### TASK DESCRIPTION
In your copy, include no images and return each entry exactly as written.

### AVAILABLE DATA
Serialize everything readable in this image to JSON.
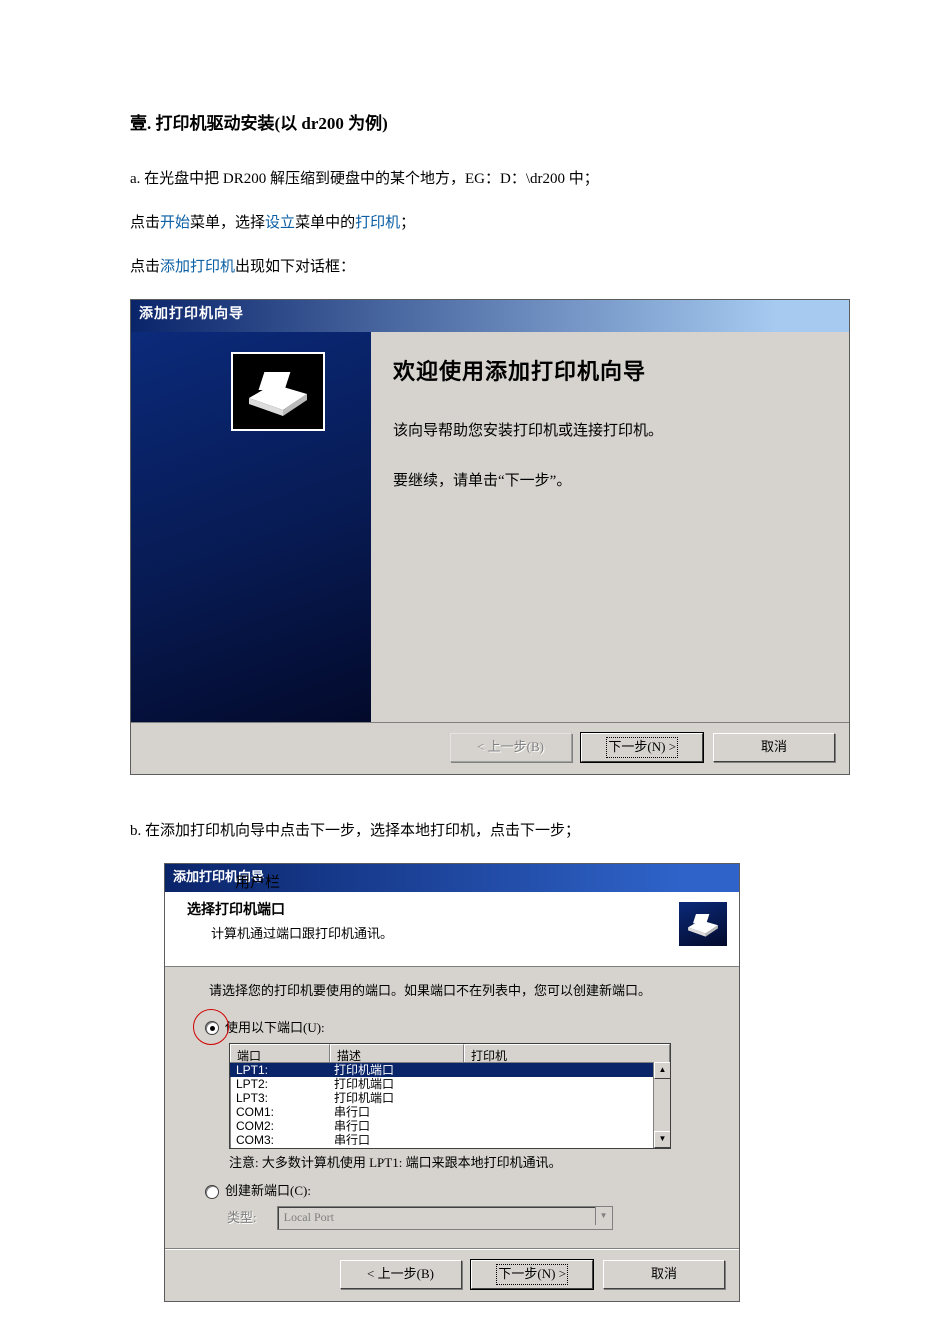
{
  "doc": {
    "heading": "壹.  打印机驱动安装(以 dr200 为例)",
    "p_a": "a. 在光盘中把 DR200 解压缩到硬盘中的某个地方，EG：D：\\dr200 中；",
    "p2_pre": "点击",
    "p2_l1": "开始",
    "p2_mid1": "菜单，选择",
    "p2_l2": "设立",
    "p2_mid2": "菜单中的",
    "p2_l3": "打印机",
    "p2_end": "；",
    "p3_pre": "点击",
    "p3_l1": "添加打印机",
    "p3_end": "出现如下对话框：",
    "p_b": "b. 在添加打印机向导中点击下一步，选择本地打印机，点击下一步；",
    "side_label": "用户栏"
  },
  "dlg1": {
    "title": "添加打印机向导",
    "welcome": "欢迎使用添加打印机向导",
    "line1": "该向导帮助您安装打印机或连接打印机。",
    "line2": "要继续，请单击“下一步”。",
    "btn_back": "< 上一步(B)",
    "btn_next": "下一步(N) >",
    "btn_cancel": "取消"
  },
  "dlg2": {
    "title": "添加打印机向导",
    "head_title": "选择打印机端口",
    "head_sub": "计算机通过端口跟打印机通讯。",
    "instr": "请选择您的打印机要使用的端口。如果端口不在列表中，您可以创建新端口。",
    "radio1": "使用以下端口(U):",
    "cols": {
      "port": "端口",
      "desc": "描述",
      "printer": "打印机"
    },
    "rows": [
      {
        "port": "LPT1:",
        "desc": "打印机端口",
        "selected": true
      },
      {
        "port": "LPT2:",
        "desc": "打印机端口",
        "selected": false
      },
      {
        "port": "LPT3:",
        "desc": "打印机端口",
        "selected": false
      },
      {
        "port": "COM1:",
        "desc": "串行口",
        "selected": false
      },
      {
        "port": "COM2:",
        "desc": "串行口",
        "selected": false
      },
      {
        "port": "COM3:",
        "desc": "串行口",
        "selected": false
      }
    ],
    "note": "注意:  大多数计算机使用 LPT1: 端口来跟本地打印机通讯。",
    "radio2": "创建新端口(C):",
    "type_label": "类型:",
    "type_value": "Local Port",
    "btn_back": "< 上一步(B)",
    "btn_next": "下一步(N) >",
    "btn_cancel": "取消"
  }
}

### RESPONSE TO THIS TASK
Serialize everything readable in this image to JSON.
{
  "doc": {
    "heading": "壹.  打印机驱动安装(以 dr200 为例)",
    "p_a": "a. 在光盘中把 DR200 解压缩到硬盘中的某个地方，EG：D：\\dr200 中；",
    "p2_pre": "点击",
    "p2_l1": "开始",
    "p2_mid1": "菜单，选择",
    "p2_l2": "设立",
    "p2_mid2": "菜单中的",
    "p2_l3": "打印机",
    "p2_end": "；",
    "p3_pre": "点击",
    "p3_l1": "添加打印机",
    "p3_end": "出现如下对话框：",
    "p_b": "b. 在添加打印机向导中点击下一步，选择本地打印机，点击下一步；",
    "side_label": "用户栏"
  },
  "dlg1": {
    "title": "添加打印机向导",
    "welcome": "欢迎使用添加打印机向导",
    "line1": "该向导帮助您安装打印机或连接打印机。",
    "line2": "要继续，请单击“下一步”。",
    "btn_back": "< 上一步(B)",
    "btn_next": "下一步(N) >",
    "btn_cancel": "取消"
  },
  "dlg2": {
    "title": "添加打印机向导",
    "head_title": "选择打印机端口",
    "head_sub": "计算机通过端口跟打印机通讯。",
    "instr": "请选择您的打印机要使用的端口。如果端口不在列表中，您可以创建新端口。",
    "radio1": "使用以下端口(U):",
    "cols": {
      "port": "端口",
      "desc": "描述",
      "printer": "打印机"
    },
    "rows": [
      {
        "port": "LPT1:",
        "desc": "打印机端口",
        "selected": true
      },
      {
        "port": "LPT2:",
        "desc": "打印机端口",
        "selected": false
      },
      {
        "port": "LPT3:",
        "desc": "打印机端口",
        "selected": false
      },
      {
        "port": "COM1:",
        "desc": "串行口",
        "selected": false
      },
      {
        "port": "COM2:",
        "desc": "串行口",
        "selected": false
      },
      {
        "port": "COM3:",
        "desc": "串行口",
        "selected": false
      }
    ],
    "note": "注意:  大多数计算机使用 LPT1: 端口来跟本地打印机通讯。",
    "radio2": "创建新端口(C):",
    "type_label": "类型:",
    "type_value": "Local Port",
    "btn_back": "< 上一步(B)",
    "btn_next": "下一步(N) >",
    "btn_cancel": "取消"
  }
}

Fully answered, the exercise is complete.